EU migrants make up 20% of the Northern Irish farm workforce, according to new research by the Department of Agriculture, Environment and Rural Affairs (DAERA) .
The research also found that horticultural farms were most likely to employ migrant workers. The data revealed that 1,404 non-seasonal and seasonal workers from outside the UK and Ireland were employed on Northern Irish farms.
Almost all farming businesses surveyed said migrant labor was important to their business, with the majority saying production would be reduced as a result of restrictions on migrant workers.
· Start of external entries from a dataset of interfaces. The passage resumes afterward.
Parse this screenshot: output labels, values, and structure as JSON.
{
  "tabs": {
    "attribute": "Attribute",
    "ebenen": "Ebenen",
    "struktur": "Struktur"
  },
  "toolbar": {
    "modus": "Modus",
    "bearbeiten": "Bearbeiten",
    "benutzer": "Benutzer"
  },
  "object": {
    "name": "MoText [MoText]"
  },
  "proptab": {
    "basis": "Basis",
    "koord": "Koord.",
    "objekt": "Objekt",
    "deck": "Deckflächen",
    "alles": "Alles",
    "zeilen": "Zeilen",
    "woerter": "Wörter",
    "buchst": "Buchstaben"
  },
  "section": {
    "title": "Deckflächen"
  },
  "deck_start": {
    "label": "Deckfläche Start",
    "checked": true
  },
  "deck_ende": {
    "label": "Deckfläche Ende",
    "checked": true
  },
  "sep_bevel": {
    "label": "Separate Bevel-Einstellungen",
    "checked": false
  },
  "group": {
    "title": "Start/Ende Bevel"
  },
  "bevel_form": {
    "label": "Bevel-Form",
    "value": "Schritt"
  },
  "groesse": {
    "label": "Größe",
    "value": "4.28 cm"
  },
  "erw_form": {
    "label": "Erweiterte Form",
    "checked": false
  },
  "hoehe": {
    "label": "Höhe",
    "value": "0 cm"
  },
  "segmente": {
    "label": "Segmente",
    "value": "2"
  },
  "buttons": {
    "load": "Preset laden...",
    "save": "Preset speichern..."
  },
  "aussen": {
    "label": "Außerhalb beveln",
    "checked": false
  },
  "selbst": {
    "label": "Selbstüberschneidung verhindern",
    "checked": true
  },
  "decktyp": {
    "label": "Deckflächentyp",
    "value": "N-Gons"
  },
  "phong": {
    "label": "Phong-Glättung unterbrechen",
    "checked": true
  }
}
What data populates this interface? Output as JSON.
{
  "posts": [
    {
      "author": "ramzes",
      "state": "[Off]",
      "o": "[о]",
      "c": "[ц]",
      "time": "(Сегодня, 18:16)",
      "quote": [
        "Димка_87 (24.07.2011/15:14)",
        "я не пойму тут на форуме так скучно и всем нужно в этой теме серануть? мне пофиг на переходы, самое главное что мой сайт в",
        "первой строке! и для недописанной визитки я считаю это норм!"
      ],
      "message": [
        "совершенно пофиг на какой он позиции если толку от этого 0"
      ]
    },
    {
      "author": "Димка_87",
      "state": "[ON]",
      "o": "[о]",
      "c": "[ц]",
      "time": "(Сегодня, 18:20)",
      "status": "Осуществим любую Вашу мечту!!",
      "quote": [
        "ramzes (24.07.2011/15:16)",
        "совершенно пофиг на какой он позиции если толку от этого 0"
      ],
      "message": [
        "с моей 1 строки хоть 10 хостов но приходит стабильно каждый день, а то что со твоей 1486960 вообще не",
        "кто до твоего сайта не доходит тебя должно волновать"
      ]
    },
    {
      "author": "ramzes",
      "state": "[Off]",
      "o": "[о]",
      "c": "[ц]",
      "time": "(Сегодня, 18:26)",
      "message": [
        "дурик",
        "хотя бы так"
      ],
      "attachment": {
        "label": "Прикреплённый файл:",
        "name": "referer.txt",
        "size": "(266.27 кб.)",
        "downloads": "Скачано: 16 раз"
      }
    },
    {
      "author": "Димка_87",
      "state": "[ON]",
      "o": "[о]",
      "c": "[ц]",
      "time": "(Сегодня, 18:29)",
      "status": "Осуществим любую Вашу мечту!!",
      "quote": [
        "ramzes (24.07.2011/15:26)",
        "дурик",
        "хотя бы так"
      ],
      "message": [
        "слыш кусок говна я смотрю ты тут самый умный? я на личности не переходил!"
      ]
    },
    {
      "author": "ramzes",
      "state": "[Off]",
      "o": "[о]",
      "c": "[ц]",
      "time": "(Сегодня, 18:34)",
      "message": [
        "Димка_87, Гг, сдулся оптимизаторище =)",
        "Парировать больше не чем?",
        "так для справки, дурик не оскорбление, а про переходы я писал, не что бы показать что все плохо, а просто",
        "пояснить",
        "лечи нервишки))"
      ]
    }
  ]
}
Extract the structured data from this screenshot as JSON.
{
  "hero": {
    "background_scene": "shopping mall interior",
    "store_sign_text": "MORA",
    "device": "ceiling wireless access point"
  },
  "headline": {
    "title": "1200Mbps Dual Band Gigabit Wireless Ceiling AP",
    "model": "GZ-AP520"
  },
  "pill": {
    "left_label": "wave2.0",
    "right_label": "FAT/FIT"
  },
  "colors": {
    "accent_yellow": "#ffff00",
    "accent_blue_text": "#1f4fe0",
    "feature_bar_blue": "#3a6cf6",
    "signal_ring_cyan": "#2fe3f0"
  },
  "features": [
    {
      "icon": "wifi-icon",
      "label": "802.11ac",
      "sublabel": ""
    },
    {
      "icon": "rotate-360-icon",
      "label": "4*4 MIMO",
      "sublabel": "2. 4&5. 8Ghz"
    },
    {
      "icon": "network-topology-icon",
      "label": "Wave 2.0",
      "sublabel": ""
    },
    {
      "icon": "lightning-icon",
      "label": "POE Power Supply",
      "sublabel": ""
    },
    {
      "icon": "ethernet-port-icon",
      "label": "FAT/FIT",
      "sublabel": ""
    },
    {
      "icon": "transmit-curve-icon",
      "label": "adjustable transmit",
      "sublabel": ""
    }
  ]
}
As many as 32% of migrant workers originated from Bulgaria, while Polish and Lithuanian farm workers were found to make up 28% and 16% respectively.
As many as 16% of farmers said they didn’t know what they would do if migration became more heavily restricted, a further 8% replied with ‘other’ when asked how they would respond to restrictions. Two fifths of those surveyed said the restrictions would result in the closure of their business.
The release of the survey coincided with prime minister Theresa May’s announcement that the UK will end freedom of movement when Brexit is completed.